The book has a foreword by Dilip Kumar who preferred Rafi as his voice from the ’40s till the ’70s.
Extensive research is what makes this book about Mohammed Rafi a gem. His meeting with his favourite sportsman, boxer Mohammed Ali, gets mentioned in the book as does his generosity. He accepted to render his vocals for one rupee for Nisar Bazmi (who later migrated to Pakistan and became a legendary musician himself). Throughout the compilation, there are only errors when it comes to Rafi sahab’s religion i.e. Islam. She mentions Insha Allah instead of Masha Allah at the birth of baby Rafi and uses the term Naat instead of Hamd in another instance but besides that, there isn’t anything wrong with the narrative. Some of the chapters could have been merged to make the chronicle better but when you are a fan, nothing seems repetitive.
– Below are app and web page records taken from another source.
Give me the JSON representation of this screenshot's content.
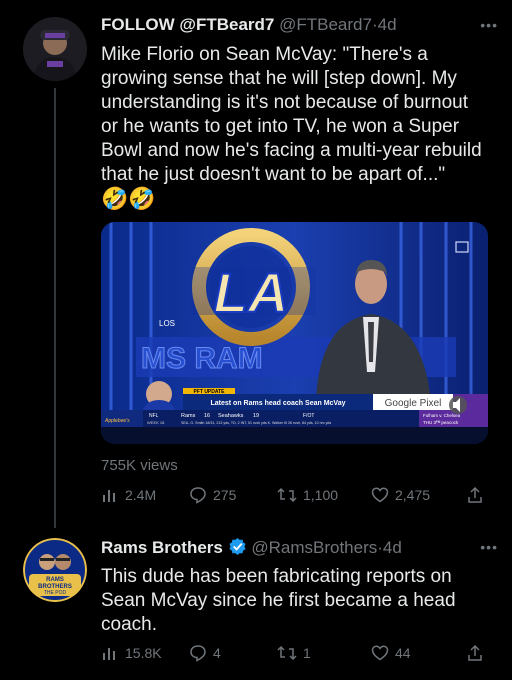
{
  "tweet1": {
    "display_name": "FOLLOW @FTBeard7",
    "handle": "@FTBeard7",
    "separator": "·",
    "time": "4d",
    "text_lines": [
      "Mike Florio on Sean McVay: \"There's a",
      "growing sense that he will [step down]. My",
      "understanding is it's not because of burnout",
      "or he wants to get into TV, he won a Super",
      "Bowl and now he's facing a multi-year rebuild",
      "that he just doesn't want to be apart of...\""
    ],
    "emojis": "🤣🤣",
    "media": {
      "logo_letters": "LA",
      "logo_sub": "LOS",
      "ticker_small": "PFT UPDATE",
      "ticker_headline": "Latest on Rams head coach Sean McVay",
      "score_league": "NFL",
      "score_week": "WEEK 18",
      "score_team1": "Rams",
      "score_val1": "16",
      "score_team2": "Seahawks",
      "score_val2": "19",
      "score_status": "F/OT",
      "score_detail": "SEA- G. Smith 18/31, 213 yds, TD, 2 INT, 51 rush yds   K. Walker III 26 rush, 84 yds, 10 rec yds",
      "sponsor_text": "Google Pixel",
      "side_text": "Fulham v. Chelsea",
      "side_sub": "THU 3ᴾᴹ peacock",
      "banner_text": "MS RAM"
    },
    "views": "755K views",
    "stats": {
      "views": "2.4M",
      "replies": "275",
      "retweets": "1,100",
      "likes": "2,475"
    }
  },
  "tweet2": {
    "display_name": "Rams Brothers",
    "handle": "@RamsBrothers",
    "separator": "·",
    "time": "4d",
    "avatar_text_1": "RAMS",
    "avatar_text_2": "BROTHERS",
    "avatar_text_3": "THE POD",
    "text_lines": [
      "This dude has been fabricating reports on",
      "Sean McVay since he first became a head",
      "coach."
    ],
    "stats": {
      "views": "15.8K",
      "replies": "4",
      "retweets": "1",
      "likes": "44"
    }
  },
  "colors": {
    "background": "#000000",
    "text": "#e7e9ea",
    "muted": "#71767b",
    "verified": "#1d9bf0"
  }
}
The many photographs of Mohammed Rafi with his family, famous personalities and politicians bring him back to life and the writer must be commended for completing the task in an excellent manner.
1. Mohammed Rafi sang many songs for Amitabh Bachchan but he was most excited after singing ‘Chal Mere Bhai’ with Big B; he told his family that "Aaj hum ne superstar Amitabh Bachchan kay saath gaana gaya" without realizing that he himself was a superstar too!
2. Kishore Kumar held his contemporary in high regard; he instructed comedian/singer Sudesh Bhosle never to make fun of three people - K.L. Sehgal, Sanjeev Kumar and Mohammed Rafi.
3. Mohammed Rafi rendered 396 songs for music composers Laxmikant - Pyarelal; Shankar-Jaikishan come second with 341 songs.
4. Although Lata Mangeshkar sang the most number of duets with Mohammed Rafi, the veteran sang the most duets with her younger sister Asha Bhosle.
5. During a concert in Pakistan in the 1960s, singer Masood Rana got upset when the locals loved Mohammad Rafi more; Madam Noor Jehan had to explain to the ‘Pakistani Rafi’ that it was impossible to imitate the veteran’s passionate rendering.
6. In his leisure time, in whose voice did the greatest playback singer of all time find solace? Our very own Mehdi Hassan and Ghulam Ali.